Supporting Employees through a Crisis
As you likely already know, Baton Rouge and the surrounding areas have experienced tremendous flooding in the past week. As a Starmount employee, I was struck by how quickly and effectively the company was able to respond to the flooding. Communications seemed to run without a hitch, the business ran smoothly even as the crisis grew locally, and employee relief and support plans were put into action quickly.
Since we as a community had no way of knowing or preparing for this nameless storm, I asked our Vice President of Human Resources, Sarah Munson, for some insight into how they managed to cover the essentials and make time for creative brainstorming for how to best help employees. Here are her pointers for creating an effective disaster recovery plan:
- Create a disaster recovery team that includes employees from multiple departments to make sure you cover multiple aspects of the business.
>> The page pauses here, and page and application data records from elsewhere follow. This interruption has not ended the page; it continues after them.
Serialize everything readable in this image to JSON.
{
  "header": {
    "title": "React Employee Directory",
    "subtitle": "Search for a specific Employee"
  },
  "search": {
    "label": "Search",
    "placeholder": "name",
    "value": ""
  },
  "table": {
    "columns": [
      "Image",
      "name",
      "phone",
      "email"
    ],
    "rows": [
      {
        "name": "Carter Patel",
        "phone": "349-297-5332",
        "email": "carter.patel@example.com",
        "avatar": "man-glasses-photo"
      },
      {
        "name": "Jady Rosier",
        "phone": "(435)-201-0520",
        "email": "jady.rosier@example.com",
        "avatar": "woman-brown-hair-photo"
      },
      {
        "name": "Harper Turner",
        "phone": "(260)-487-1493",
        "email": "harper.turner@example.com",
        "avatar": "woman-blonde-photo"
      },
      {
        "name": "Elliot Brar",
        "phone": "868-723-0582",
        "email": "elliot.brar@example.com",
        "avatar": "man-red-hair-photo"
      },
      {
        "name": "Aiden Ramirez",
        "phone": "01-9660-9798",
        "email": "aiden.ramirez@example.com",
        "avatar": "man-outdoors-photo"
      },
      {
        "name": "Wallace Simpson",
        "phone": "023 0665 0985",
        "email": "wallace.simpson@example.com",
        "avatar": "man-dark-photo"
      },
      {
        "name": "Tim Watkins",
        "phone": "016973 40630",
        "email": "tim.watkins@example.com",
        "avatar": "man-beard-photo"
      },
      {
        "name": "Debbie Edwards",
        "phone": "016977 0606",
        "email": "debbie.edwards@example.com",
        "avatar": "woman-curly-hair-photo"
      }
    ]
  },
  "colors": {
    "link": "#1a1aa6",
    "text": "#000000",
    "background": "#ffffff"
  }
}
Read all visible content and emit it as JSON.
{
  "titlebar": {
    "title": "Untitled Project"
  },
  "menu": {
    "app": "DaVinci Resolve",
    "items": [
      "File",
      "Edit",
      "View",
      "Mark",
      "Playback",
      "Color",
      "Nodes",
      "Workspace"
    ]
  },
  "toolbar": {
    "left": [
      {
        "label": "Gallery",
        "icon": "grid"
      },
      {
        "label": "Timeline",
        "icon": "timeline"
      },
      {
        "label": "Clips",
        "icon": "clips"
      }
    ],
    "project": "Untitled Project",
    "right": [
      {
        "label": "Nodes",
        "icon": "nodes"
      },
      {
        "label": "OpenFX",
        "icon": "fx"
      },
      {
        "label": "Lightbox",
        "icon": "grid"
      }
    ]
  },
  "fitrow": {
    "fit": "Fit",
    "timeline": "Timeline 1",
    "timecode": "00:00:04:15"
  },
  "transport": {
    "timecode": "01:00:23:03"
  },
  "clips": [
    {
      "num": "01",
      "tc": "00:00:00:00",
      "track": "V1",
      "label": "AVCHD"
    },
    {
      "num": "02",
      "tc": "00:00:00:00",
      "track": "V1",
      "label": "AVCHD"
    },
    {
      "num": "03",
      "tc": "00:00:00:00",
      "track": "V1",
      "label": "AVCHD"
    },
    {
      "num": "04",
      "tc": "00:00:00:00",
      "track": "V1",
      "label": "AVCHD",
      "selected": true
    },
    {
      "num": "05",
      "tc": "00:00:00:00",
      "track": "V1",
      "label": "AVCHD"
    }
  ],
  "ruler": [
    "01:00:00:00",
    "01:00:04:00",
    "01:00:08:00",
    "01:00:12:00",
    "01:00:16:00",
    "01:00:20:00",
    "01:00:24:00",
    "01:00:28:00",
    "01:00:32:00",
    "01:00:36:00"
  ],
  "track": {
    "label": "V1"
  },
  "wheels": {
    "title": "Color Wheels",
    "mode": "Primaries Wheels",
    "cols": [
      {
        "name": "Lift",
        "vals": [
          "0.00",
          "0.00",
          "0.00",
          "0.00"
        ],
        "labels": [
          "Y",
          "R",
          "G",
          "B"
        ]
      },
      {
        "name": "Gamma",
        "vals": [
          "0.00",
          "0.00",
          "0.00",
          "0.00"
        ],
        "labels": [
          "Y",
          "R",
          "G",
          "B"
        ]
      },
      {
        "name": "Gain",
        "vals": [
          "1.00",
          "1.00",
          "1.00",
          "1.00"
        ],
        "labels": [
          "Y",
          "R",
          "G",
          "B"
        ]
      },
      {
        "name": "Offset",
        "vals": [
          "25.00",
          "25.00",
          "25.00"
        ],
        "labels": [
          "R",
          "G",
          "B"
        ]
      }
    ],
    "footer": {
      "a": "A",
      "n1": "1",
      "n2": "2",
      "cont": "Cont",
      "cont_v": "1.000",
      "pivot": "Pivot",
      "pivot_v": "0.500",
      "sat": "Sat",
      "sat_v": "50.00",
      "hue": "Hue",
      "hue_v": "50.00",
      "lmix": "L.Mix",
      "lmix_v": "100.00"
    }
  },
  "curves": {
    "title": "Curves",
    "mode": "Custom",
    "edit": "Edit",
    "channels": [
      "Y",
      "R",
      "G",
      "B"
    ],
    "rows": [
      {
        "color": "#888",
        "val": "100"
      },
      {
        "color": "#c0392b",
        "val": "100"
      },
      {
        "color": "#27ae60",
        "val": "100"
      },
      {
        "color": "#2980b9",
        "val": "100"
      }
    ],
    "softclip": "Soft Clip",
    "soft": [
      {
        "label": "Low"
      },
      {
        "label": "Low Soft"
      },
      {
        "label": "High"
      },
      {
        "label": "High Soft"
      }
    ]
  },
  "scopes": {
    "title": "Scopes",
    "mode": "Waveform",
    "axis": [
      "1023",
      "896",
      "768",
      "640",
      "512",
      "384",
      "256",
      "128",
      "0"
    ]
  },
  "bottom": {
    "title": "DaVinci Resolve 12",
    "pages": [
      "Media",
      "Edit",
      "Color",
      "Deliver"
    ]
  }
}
An expert tip: Get specific with your plan, so when you need to use it you’re confident that your basics are covered. This will help you move more quickly and allows you to focus on helping employees.
- Develop an employee forum that is external to your work email system. We use a Yahoo group that was developed several years ago; it has effectively opened lines of communication between employees during this flood and other events.
Advice worth using: These systems should be tested several times a year, so you and your employees know how they work and are ready to launch and respond when necessary.
- Create a master employee call list.
Sarah’s Advice: Some companies use a phone tree system where managers are charged with reaching out to their employees. In most instances this will work well, however, if your managers are unable to be reached for any reason, you need a backup plan. We use our Yahoo group to communicate directly with employees. A phone list is also readily available to us so we can follow up when necessary.
- Include an emergency payroll plan when discussing disaster recovery.
Sarah’s reasoning: If you’re able to communicate to employees in crisis about when and how your employees will be paid quickly, you’ll relieve unnecessary stress that may be affecting your co-workers.
“You’ve got to be willing to look at the people side of things and not be rigid about your policy.” – Sarah Munson, Vice President of Human Resources.
Once you’ve implemented a disaster recovery plan that covers the most critical lines of communication and business, you’re able to start thinking about your employees. Our team and others in the greater Baton Rouge area have come up with some impactful ways to help employees during times of need.
- Create an Amazon Employee Wish List that allows fellow employees, colleagues and friends, especially those outside of the immediate area, to help affected employees get back on their feet.
- Tweak your vacation policy to allow employees to take the time they need to return to work. This can be done by granting additional days off or by allowing employees to donate their time off to those who need it.
- Create an outlet for employees to volunteer. Empowering your employees can help the recovery process move more quickly and offers a way for them to get involved through the company.
- If you can, provide lunches for employees in the office. Offering free lunches relieves some of the stress of returning to the office.
- Allow employees to have free dress for as long as it makes sense. In some cases, a disaster might mean employees don’t have access to their work wardrobe. Giving them the option of coming to the office in casual attire may help make returning to work easier.
Preparing a business continuity plan or crisis recovery plan is critical to being able to act quickly when disaster strikes. If you don’t already have a plan or haven’t examined it recently, make sure to set some time aside in the coming weeks to collect ideas and create a plan your company can act on.
What key elements of disaster recovery do you think should be added?